Whilst we waited for a tyre to be delivered, as navigator I decided we go on a small 120mile road trip…without a spare tyre. Taking the “sensible” route, we drove from Custer, to the cowboy town of Deadwood, down Spearfish Canyon and through the motorcycle haven of Sturgis. Vanocker Canyon was a splendid road trip on our way back to the haven in the forest, and one recommended for any biker.
The final morning in the woods was a celebration – of completing two months of my travels in North America. I felt some serious partying had to be done…so I ordered a large ham and vegetable omelette breakfast in Custer, with unlimited coffee. I had forgotten how much coffee effected my bowels, and was repeatedly bursting for the bathroom for the rest of the morning!
As we waited for the tyre to be replaced and fitted, KP and I also celebrated reaching the Black Hills after covering a couple of thousand miles. As it had taken us a while, KP rejoiced and celebrated by changing his underwear, and the short-sleeved shirt he had ripped while we jacked up the truck just a few days before. It was quite a morning for us both and KP tallied up his little incidents since I had started navigating him through life…a broken rear window on the camper after reversing into a shady spot in Badlands, a broken rear tail light, a damaged camera, broken spectacles, a slashed tyre, a decimated passenger side mirror which he used to see the wide angles around his truck (my eyes were now his eyes, and had replaced this missing trinket), a ripped shirt, a dent in the camper bodywork and some shady wiring that needed to be done within the cockpit of the truck.

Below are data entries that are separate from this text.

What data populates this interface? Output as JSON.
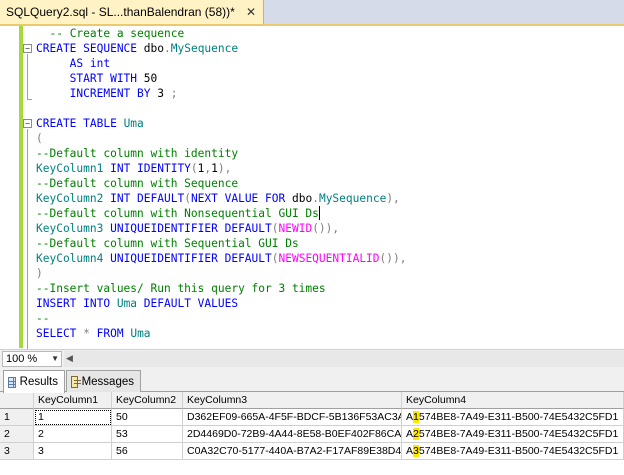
{
  "tab": {
    "title": "SQLQuery2.sql - SL...thanBalendran (58))*",
    "close_glyph": "✕"
  },
  "editor": {
    "lines": [
      [
        {
          "t": "  ",
          "c": "tx"
        },
        {
          "t": "-- Create a sequence",
          "c": "cm"
        }
      ],
      [
        {
          "t": "CREATE SEQUENCE ",
          "c": "kw"
        },
        {
          "t": "dbo",
          "c": "tx"
        },
        {
          "t": ".",
          "c": "op"
        },
        {
          "t": "MySequence",
          "c": "obj"
        }
      ],
      [
        {
          "t": "     AS ",
          "c": "kw"
        },
        {
          "t": "int",
          "c": "kw"
        }
      ],
      [
        {
          "t": "     START WITH ",
          "c": "kw"
        },
        {
          "t": "50",
          "c": "tx"
        }
      ],
      [
        {
          "t": "     INCREMENT BY ",
          "c": "kw"
        },
        {
          "t": "3 ",
          "c": "tx"
        },
        {
          "t": ";",
          "c": "op"
        }
      ],
      [],
      [
        {
          "t": "CREATE TABLE ",
          "c": "kw"
        },
        {
          "t": "Uma",
          "c": "obj"
        }
      ],
      [
        {
          "t": "(",
          "c": "op"
        }
      ],
      [
        {
          "t": "--Default column with identity",
          "c": "cm"
        }
      ],
      [
        {
          "t": "KeyColumn1 ",
          "c": "obj"
        },
        {
          "t": "INT IDENTITY",
          "c": "kw"
        },
        {
          "t": "(",
          "c": "op"
        },
        {
          "t": "1",
          "c": "tx"
        },
        {
          "t": ",",
          "c": "op"
        },
        {
          "t": "1",
          "c": "tx"
        },
        {
          "t": "),",
          "c": "op"
        }
      ],
      [
        {
          "t": "--Default column with Sequence",
          "c": "cm"
        }
      ],
      [
        {
          "t": "KeyColumn2 ",
          "c": "obj"
        },
        {
          "t": "INT DEFAULT",
          "c": "kw"
        },
        {
          "t": "(",
          "c": "op"
        },
        {
          "t": "NEXT VALUE FOR ",
          "c": "kw"
        },
        {
          "t": "dbo",
          "c": "tx"
        },
        {
          "t": ".",
          "c": "op"
        },
        {
          "t": "MySequence",
          "c": "obj"
        },
        {
          "t": "),",
          "c": "op"
        }
      ],
      [
        {
          "t": "--Default column with Nonsequential GUI Ds",
          "c": "cm"
        }
      ],
      [
        {
          "t": "KeyColumn3 ",
          "c": "obj"
        },
        {
          "t": "UNIQUEIDENTIFIER DEFAULT",
          "c": "kw"
        },
        {
          "t": "(",
          "c": "op"
        },
        {
          "t": "NEWID",
          "c": "fn"
        },
        {
          "t": "()),",
          "c": "op"
        }
      ],
      [
        {
          "t": "--Default column with Sequential GUI Ds",
          "c": "cm"
        }
      ],
      [
        {
          "t": "KeyColumn4 ",
          "c": "obj"
        },
        {
          "t": "UNIQUEIDENTIFIER DEFAULT",
          "c": "kw"
        },
        {
          "t": "(",
          "c": "op"
        },
        {
          "t": "NEWSEQUENTIALID",
          "c": "fn"
        },
        {
          "t": "()),",
          "c": "op"
        }
      ],
      [
        {
          "t": ")",
          "c": "op"
        }
      ],
      [
        {
          "t": "--Insert values/ Run this query for 3 times",
          "c": "cm"
        }
      ],
      [
        {
          "t": "INSERT INTO ",
          "c": "kw"
        },
        {
          "t": "Uma ",
          "c": "obj"
        },
        {
          "t": "DEFAULT VALUES",
          "c": "kw"
        }
      ],
      [
        {
          "t": "--",
          "c": "cm"
        }
      ],
      [
        {
          "t": "SELECT ",
          "c": "kw"
        },
        {
          "t": "* ",
          "c": "op"
        },
        {
          "t": "FROM ",
          "c": "kw"
        },
        {
          "t": "Uma",
          "c": "obj"
        }
      ]
    ]
  },
  "zoom": {
    "value": "100 %"
  },
  "results": {
    "tabs": [
      {
        "label": "Results"
      },
      {
        "label": "Messages"
      }
    ],
    "columns": [
      "",
      "KeyColumn1",
      "KeyColumn2",
      "KeyColumn3",
      "KeyColumn4"
    ],
    "rows": [
      {
        "num": "1",
        "c1": "1",
        "c2": "50",
        "c3": "D362EF09-665A-4F5F-BDCF-5B136F53AC3A",
        "c4a": "A",
        "c4b": "1",
        "c4c": "574BE8-7A49-E311-B500-74E5432C5FD1"
      },
      {
        "num": "2",
        "c1": "2",
        "c2": "53",
        "c3": "2D4469D0-72B9-4A44-8E58-B0EF402F86CA",
        "c4a": "A",
        "c4b": "2",
        "c4c": "574BE8-7A49-E311-B500-74E5432C5FD1"
      },
      {
        "num": "3",
        "c1": "3",
        "c2": "56",
        "c3": "C0A32C70-5177-440A-B7A2-F17AF89E38D4",
        "c4a": "A",
        "c4b": "3",
        "c4c": "574BE8-7A49-E311-B500-74E5432C5FD1"
      }
    ]
  },
  "colors": {
    "keyword": "#0000ff",
    "comment": "#008000",
    "object": "#008080",
    "function": "#ff00ff",
    "highlight": "#ffe800"
  }
}
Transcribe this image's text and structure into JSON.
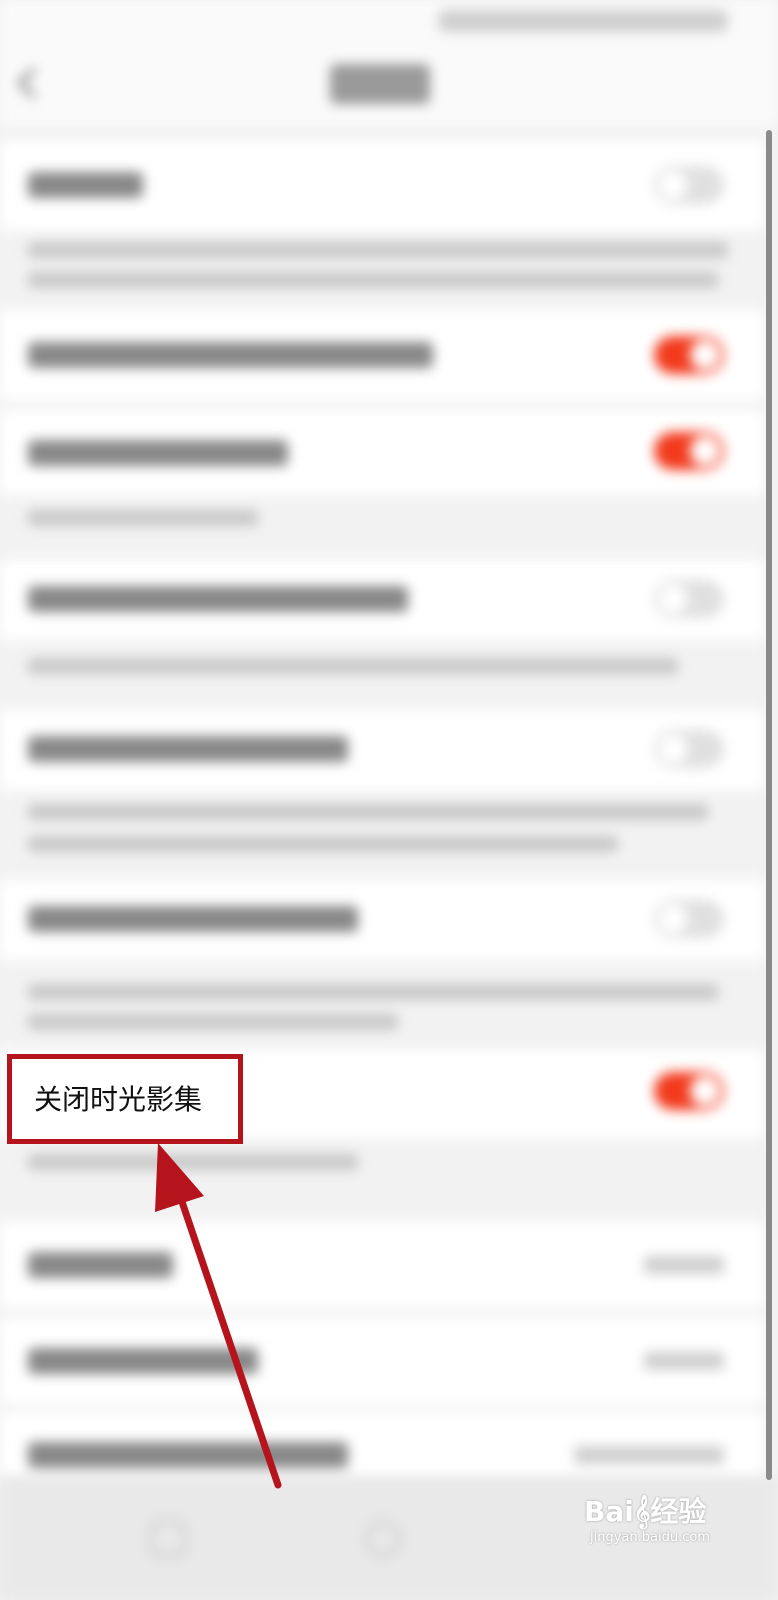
{
  "settings": {
    "highlighted_item": {
      "label": "关闭时光影集",
      "toggle_on": true
    }
  },
  "watermark": {
    "brand": "Bai𝄞经验",
    "url": "jingyan.baidu.com"
  },
  "colors": {
    "toggle_on": "#f23a1c",
    "highlight_border": "#b5141c",
    "arrow": "#b5141c"
  }
}
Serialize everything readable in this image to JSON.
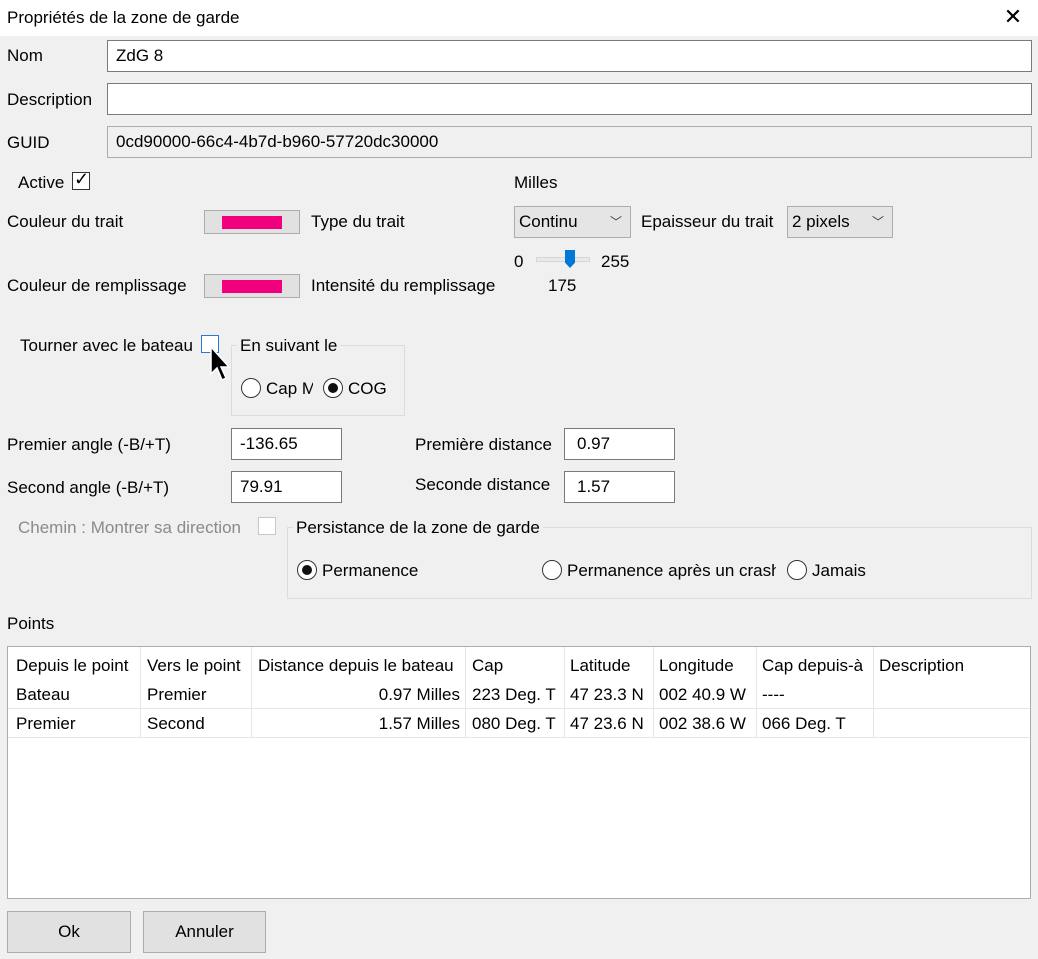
{
  "window": {
    "title": "Propriétés de la zone de garde",
    "close_glyph": "✕"
  },
  "fields": {
    "name_label": "Nom",
    "name_value": "ZdG 8",
    "description_label": "Description",
    "description_value": "",
    "guid_label": "GUID",
    "guid_value": "0cd90000-66c4-4b7d-b960-57720dc30000"
  },
  "active": {
    "label": "Active",
    "checked": true
  },
  "units_label": "Milles",
  "line": {
    "color_label": "Couleur du trait",
    "color": "#f0007f",
    "type_label": "Type du trait",
    "type_value": "Continu",
    "thickness_label": "Epaisseur du trait",
    "thickness_value": "2 pixels"
  },
  "fill": {
    "color_label": "Couleur de remplissage",
    "color": "#f0007f",
    "intensity_label": "Intensité du remplissage",
    "slider_min": "0",
    "slider_max": "255",
    "slider_value": "175"
  },
  "rotate": {
    "label": "Tourner avec le bateau",
    "checked": false,
    "group_title": "En suivant le",
    "option_cap": "Cap M",
    "option_cog": "COG",
    "selected": "COG"
  },
  "angles": {
    "first_label": "Premier angle (-B/+T)",
    "first_value": "-136.65",
    "second_label": "Second angle (-B/+T)",
    "second_value": "79.91"
  },
  "distances": {
    "first_label": "Première distance",
    "first_value": "0.97",
    "second_label": "Seconde distance",
    "second_value": "1.57"
  },
  "path": {
    "label": "Chemin : Montrer sa direction",
    "checked": false
  },
  "persistence": {
    "title": "Persistance de la zone de garde",
    "option_permanent": "Permanence",
    "option_after_crash": "Permanence après un crash",
    "option_never": "Jamais",
    "selected": "Permanence"
  },
  "points": {
    "label": "Points",
    "columns": [
      "Depuis le point",
      "Vers le point",
      "Distance depuis le bateau",
      "Cap",
      "Latitude",
      "Longitude",
      "Cap depuis-à",
      "Description"
    ],
    "rows": [
      [
        "Bateau",
        "Premier",
        "0.97 Milles",
        "223 Deg. T",
        "47 23.3 N",
        "002 40.9 W",
        "----",
        ""
      ],
      [
        "Premier",
        "Second",
        "1.57 Milles",
        "080 Deg. T",
        "47 23.6 N",
        "002 38.6 W",
        "066 Deg. T",
        ""
      ]
    ]
  },
  "buttons": {
    "ok": "Ok",
    "cancel": "Annuler"
  }
}
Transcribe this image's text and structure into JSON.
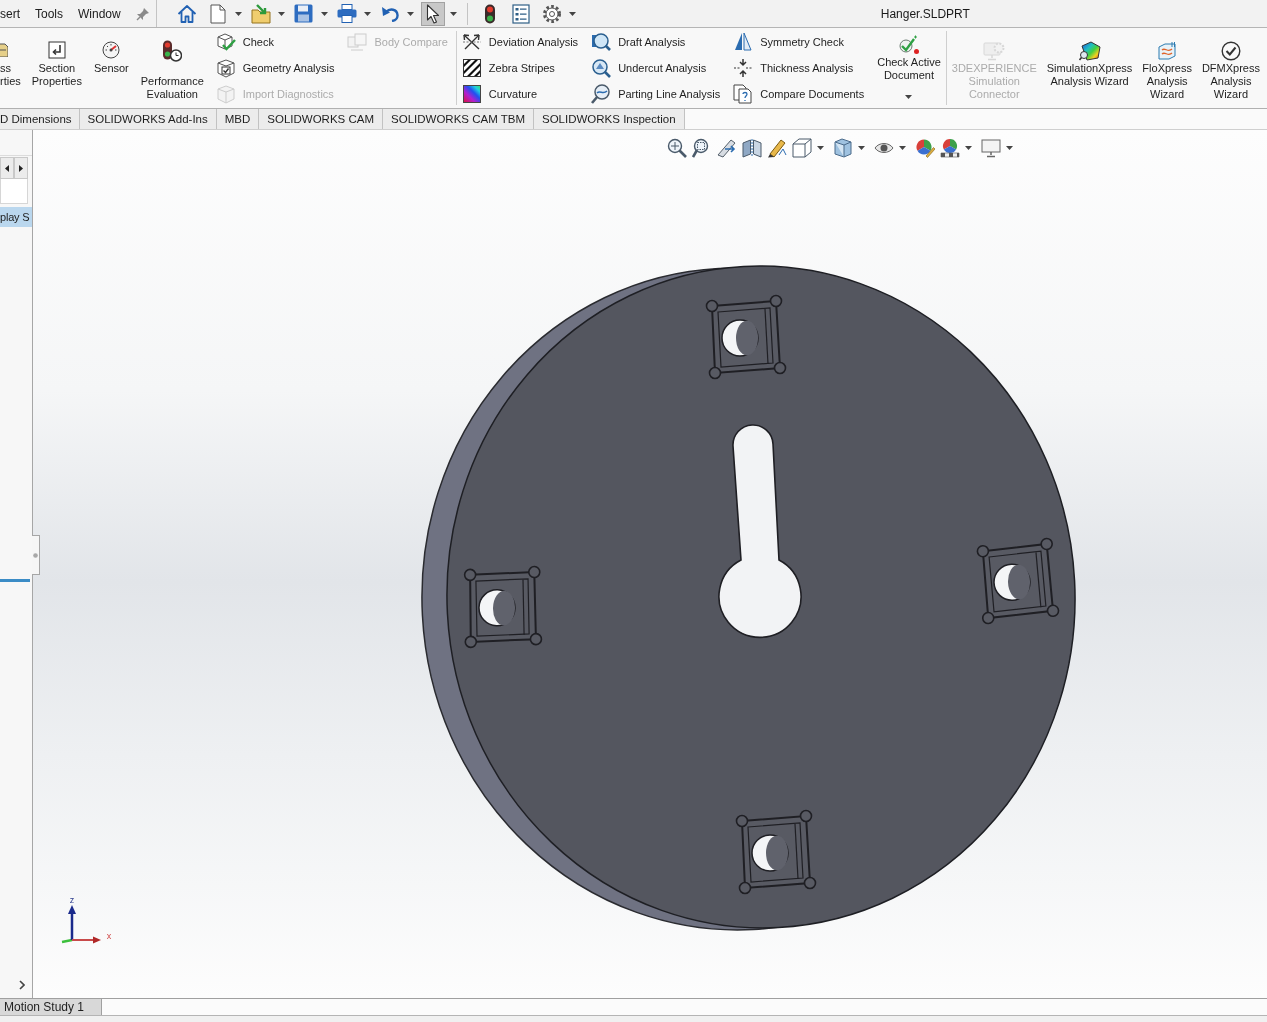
{
  "menu": [
    "sert",
    "Tools",
    "Window"
  ],
  "quick_access": [
    {
      "pressed": false,
      "dropdown": false
    },
    {
      "pressed": false,
      "dropdown": true
    },
    {
      "pressed": false,
      "dropdown": true
    },
    {
      "pressed": false,
      "dropdown": true
    },
    {
      "pressed": false,
      "dropdown": true
    },
    {
      "pressed": false,
      "dropdown": true
    },
    {
      "pressed": true,
      "dropdown": true
    },
    {
      "pressed": false,
      "dropdown": false
    },
    {
      "pressed": false,
      "dropdown": false
    },
    {
      "pressed": false,
      "dropdown": true
    }
  ],
  "window": {
    "title": "Hanger.SLDPRT"
  },
  "ribbon": [
    {
      "groups": [
        {
          "kind": "large",
          "label": "ss\nrties",
          "disabled": false,
          "dropdown": false
        },
        {
          "kind": "large",
          "label": "Section\nProperties",
          "disabled": false,
          "dropdown": false
        },
        {
          "kind": "large",
          "label": "Sensor",
          "disabled": false,
          "dropdown": false
        },
        {
          "kind": "large",
          "label": "Performance\nEvaluation",
          "disabled": false,
          "dropdown": false
        },
        {
          "kind": "column",
          "items": [
            {
              "label": "Check",
              "disabled": false
            },
            {
              "label": "Geometry Analysis",
              "disabled": false
            },
            {
              "label": "Import Diagnostics",
              "disabled": true
            }
          ]
        },
        {
          "kind": "column",
          "items": [
            {
              "label": "Body Compare",
              "disabled": true
            }
          ]
        }
      ]
    },
    {
      "groups": [
        {
          "kind": "column",
          "items": [
            {
              "label": "Deviation Analysis",
              "disabled": false
            },
            {
              "label": "Zebra Stripes",
              "disabled": false
            },
            {
              "label": "Curvature",
              "disabled": false
            }
          ]
        },
        {
          "kind": "column",
          "items": [
            {
              "label": "Draft Analysis",
              "disabled": false
            },
            {
              "label": "Undercut Analysis",
              "disabled": false
            },
            {
              "label": "Parting Line Analysis",
              "disabled": false
            }
          ]
        },
        {
          "kind": "column",
          "items": [
            {
              "label": "Symmetry Check",
              "disabled": false
            },
            {
              "label": "Thickness Analysis",
              "disabled": false
            },
            {
              "label": "Compare Documents",
              "disabled": false
            }
          ]
        },
        {
          "kind": "large",
          "label": "Check Active\nDocument",
          "disabled": false,
          "dropdown": true
        }
      ]
    },
    {
      "groups": [
        {
          "kind": "large",
          "label": "3DEXPERIENCE\nSimulation\nConnector",
          "disabled": true,
          "dropdown": false
        },
        {
          "kind": "large",
          "label": "SimulationXpress\nAnalysis Wizard",
          "disabled": false,
          "dropdown": false
        },
        {
          "kind": "large",
          "label": "FloXpress\nAnalysis\nWizard",
          "disabled": false,
          "dropdown": false
        },
        {
          "kind": "large",
          "label": "DFMXpress\nAnalysis\nWizard",
          "disabled": false,
          "dropdown": false
        }
      ]
    }
  ],
  "tabs": [
    {
      "label": "D Dimensions",
      "selected": false
    },
    {
      "label": "SOLIDWORKS Add-Ins",
      "selected": false
    },
    {
      "label": "MBD",
      "selected": false
    },
    {
      "label": "SOLIDWORKS CAM",
      "selected": false
    },
    {
      "label": "SOLIDWORKS CAM TBM",
      "selected": false
    },
    {
      "label": "SOLIDWORKS Inspection",
      "selected": false
    }
  ],
  "left_panel": {
    "items": [
      {
        "label": "play S",
        "selected": true
      }
    ]
  },
  "view_toolbar": [
    {
      "dropdown": false
    },
    {
      "dropdown": false
    },
    {
      "dropdown": false
    },
    {
      "dropdown": false
    },
    {
      "dropdown": false
    },
    {
      "dropdown": true
    },
    {
      "dropdown": true
    },
    {
      "dropdown": true
    },
    {
      "dropdown": false
    },
    {
      "dropdown": true
    },
    {
      "dropdown": true
    }
  ],
  "triad": {
    "z_label": "z",
    "x_label": "x"
  },
  "motion_tabs": [
    {
      "label": "Motion Study 1",
      "selected": true
    }
  ]
}
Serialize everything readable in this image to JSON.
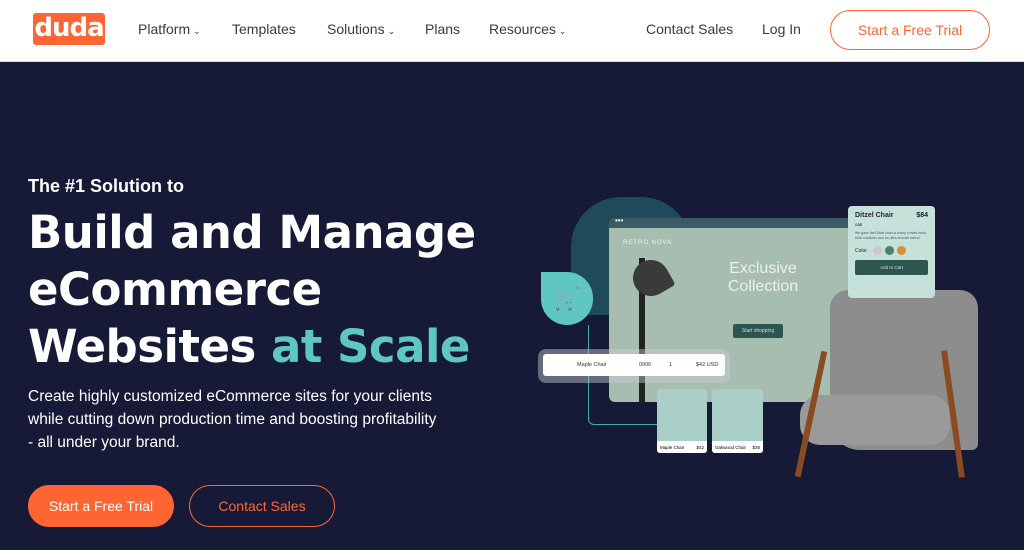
{
  "nav": {
    "logo": "duda",
    "items": [
      {
        "label": "Platform",
        "chev": true
      },
      {
        "label": "Templates"
      },
      {
        "label": "Solutions",
        "chev": true
      },
      {
        "label": "Plans"
      },
      {
        "label": "Resources",
        "chev": true
      }
    ],
    "contact": "Contact Sales",
    "login": "Log In",
    "cta": "Start a Free Trial"
  },
  "hero": {
    "eyebrow": "The #1 Solution to",
    "line1": "Build and Manage",
    "line2": "eCommerce",
    "line3a": "Websites ",
    "line3b": "at Scale",
    "para1": "Create highly customized eCommerce sites for your clients",
    "para2": "while cutting down production time and boosting profitability",
    "para3": "- all under your brand.",
    "cta_primary": "Start a Free Trial",
    "cta_secondary": "Contact Sales"
  },
  "illustration": {
    "brand": "RETRO NOVA",
    "headline1": "Exclusive",
    "headline2": "Collection",
    "shop": "Start shopping",
    "order": {
      "name": "Maple Chair",
      "sku": "0006",
      "qty": "1",
      "price": "$42 USD"
    },
    "cards": [
      {
        "name": "Maple Chair",
        "price": "$42"
      },
      {
        "name": "Oakwood Chair",
        "price": "$35"
      }
    ],
    "product": {
      "name": "Ditzel Chair",
      "price": "$84",
      "material": "oak",
      "desc": "We gave the Ditzel chair a cushy curved back, thick cushions and an ultra-smooth swivel.",
      "color_label": "Color",
      "colors": [
        "#c9c9cf",
        "#4f7e70",
        "#d8902f"
      ],
      "button": "Add to Cart"
    }
  },
  "colors": {
    "accent": "#ff6533",
    "teal": "#5ec8c0",
    "bg": "#161a36"
  }
}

What’s a little adventure without a few breakages? Oddly, none of them were mine..
On the last morning, I took a walk at sunrise and found a small deer carcass that had been ravaged and enjoyed by a few coyote the night before (there videos on YouTube). Licked clean of blood and fluid, all internal organs had vanished, the hyde and the remaining bones stripped of flesh and its spine and ribs ripped out and gnawed back to their pure white calcium. There wasn’t a single morsel wasted. If I was tanner, most of my work would have been done, I would have just stretched the hide.
From Custer, over the border into Wyoming, the roads turned to long, slowly winding, climbing, single lane, big sky beauties. I navigated to a dirt road on Bear Lodge Mountain. The camp spot was remote and a few thousand feet up, over looking the scenery, almost 360degrees around. It smelt of pine, and of Greek islands in summer, with wild sage and maybe thyme growing near by. There was snow on the ground and amongst the thick, short aspen trees, ice blocks were still melting. Watching an electrical storm moving thirty miles from the east, over us and then thirty miles to west, dinner that evening was not only wet, loud and spectacular, it was a little worrying that were were one of the highest notable objects for miles, and we were camping in a metal box.